Exercise input: Begin
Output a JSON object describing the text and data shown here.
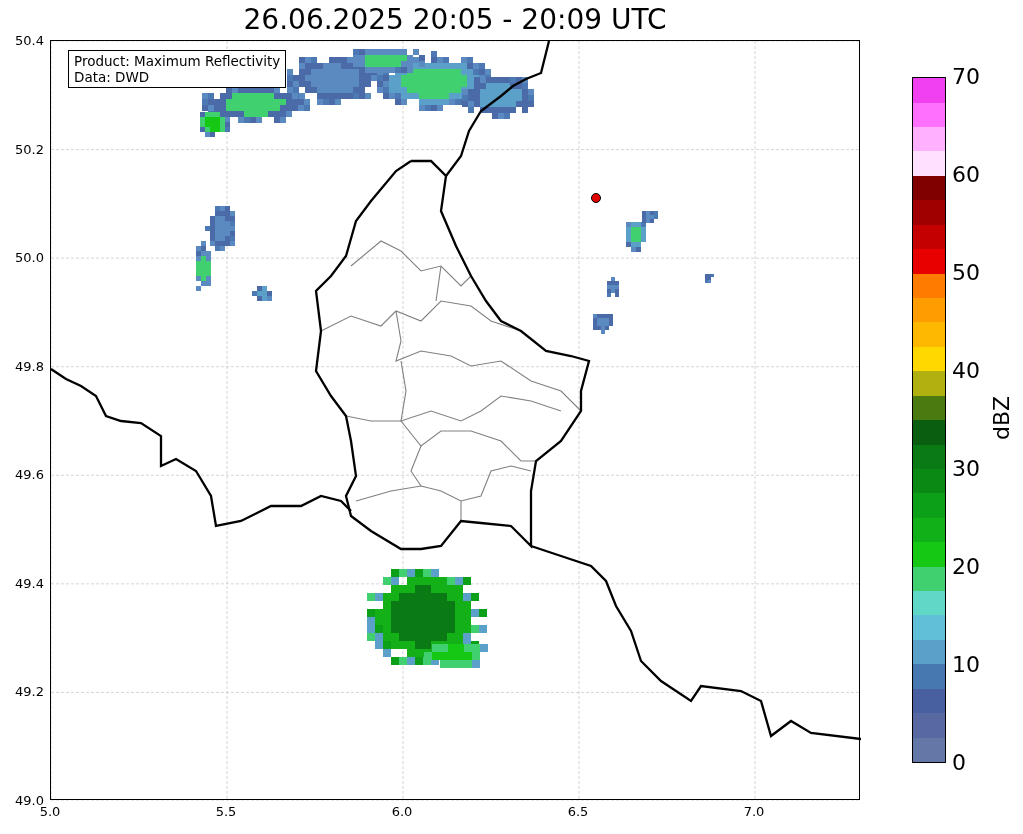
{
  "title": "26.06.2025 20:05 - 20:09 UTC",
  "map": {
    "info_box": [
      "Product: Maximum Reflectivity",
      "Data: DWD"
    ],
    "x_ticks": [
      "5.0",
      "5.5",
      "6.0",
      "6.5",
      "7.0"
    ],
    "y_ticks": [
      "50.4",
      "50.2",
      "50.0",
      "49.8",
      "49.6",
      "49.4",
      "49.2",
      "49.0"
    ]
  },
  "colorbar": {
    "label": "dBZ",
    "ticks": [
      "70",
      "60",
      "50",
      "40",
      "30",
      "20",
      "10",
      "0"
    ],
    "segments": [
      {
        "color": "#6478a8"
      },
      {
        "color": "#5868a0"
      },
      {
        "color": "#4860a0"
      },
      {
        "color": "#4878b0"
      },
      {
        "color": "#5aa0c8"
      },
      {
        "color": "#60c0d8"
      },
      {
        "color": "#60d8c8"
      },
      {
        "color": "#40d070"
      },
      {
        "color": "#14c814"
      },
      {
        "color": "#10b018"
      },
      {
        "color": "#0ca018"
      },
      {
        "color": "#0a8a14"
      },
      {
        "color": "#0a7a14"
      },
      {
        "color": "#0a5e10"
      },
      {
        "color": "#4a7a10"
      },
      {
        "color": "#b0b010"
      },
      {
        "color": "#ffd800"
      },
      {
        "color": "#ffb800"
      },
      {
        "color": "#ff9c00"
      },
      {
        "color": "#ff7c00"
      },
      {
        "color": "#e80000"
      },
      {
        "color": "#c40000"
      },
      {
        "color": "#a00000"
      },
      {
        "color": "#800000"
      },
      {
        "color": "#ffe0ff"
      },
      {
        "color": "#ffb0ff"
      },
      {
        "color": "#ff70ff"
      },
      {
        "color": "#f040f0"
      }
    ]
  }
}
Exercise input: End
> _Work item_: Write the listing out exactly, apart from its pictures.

> _Solution to the problem_:
Output a JSON object describing the text and data shown here.
{
  "title": "26.06.2025 20:05 - 20:09 UTC",
  "map": {
    "info_box": [
      "Product: Maximum Reflectivity",
      "Data: DWD"
    ],
    "x_ticks": [
      "5.0",
      "5.5",
      "6.0",
      "6.5",
      "7.0"
    ],
    "y_ticks": [
      "50.4",
      "50.2",
      "50.0",
      "49.8",
      "49.6",
      "49.4",
      "49.2",
      "49.0"
    ]
  },
  "colorbar": {
    "label": "dBZ",
    "ticks": [
      "70",
      "60",
      "50",
      "40",
      "30",
      "20",
      "10",
      "0"
    ],
    "segments": [
      {
        "color": "#6478a8"
      },
      {
        "color": "#5868a0"
      },
      {
        "color": "#4860a0"
      },
      {
        "color": "#4878b0"
      },
      {
        "color": "#5aa0c8"
      },
      {
        "color": "#60c0d8"
      },
      {
        "color": "#60d8c8"
      },
      {
        "color": "#40d070"
      },
      {
        "color": "#14c814"
      },
      {
        "color": "#10b018"
      },
      {
        "color": "#0ca018"
      },
      {
        "color": "#0a8a14"
      },
      {
        "color": "#0a7a14"
      },
      {
        "color": "#0a5e10"
      },
      {
        "color": "#4a7a10"
      },
      {
        "color": "#b0b010"
      },
      {
        "color": "#ffd800"
      },
      {
        "color": "#ffb800"
      },
      {
        "color": "#ff9c00"
      },
      {
        "color": "#ff7c00"
      },
      {
        "color": "#e80000"
      },
      {
        "color": "#c40000"
      },
      {
        "color": "#a00000"
      },
      {
        "color": "#800000"
      },
      {
        "color": "#ffe0ff"
      },
      {
        "color": "#ffb0ff"
      },
      {
        "color": "#ff70ff"
      },
      {
        "color": "#f040f0"
      }
    ]
  }
}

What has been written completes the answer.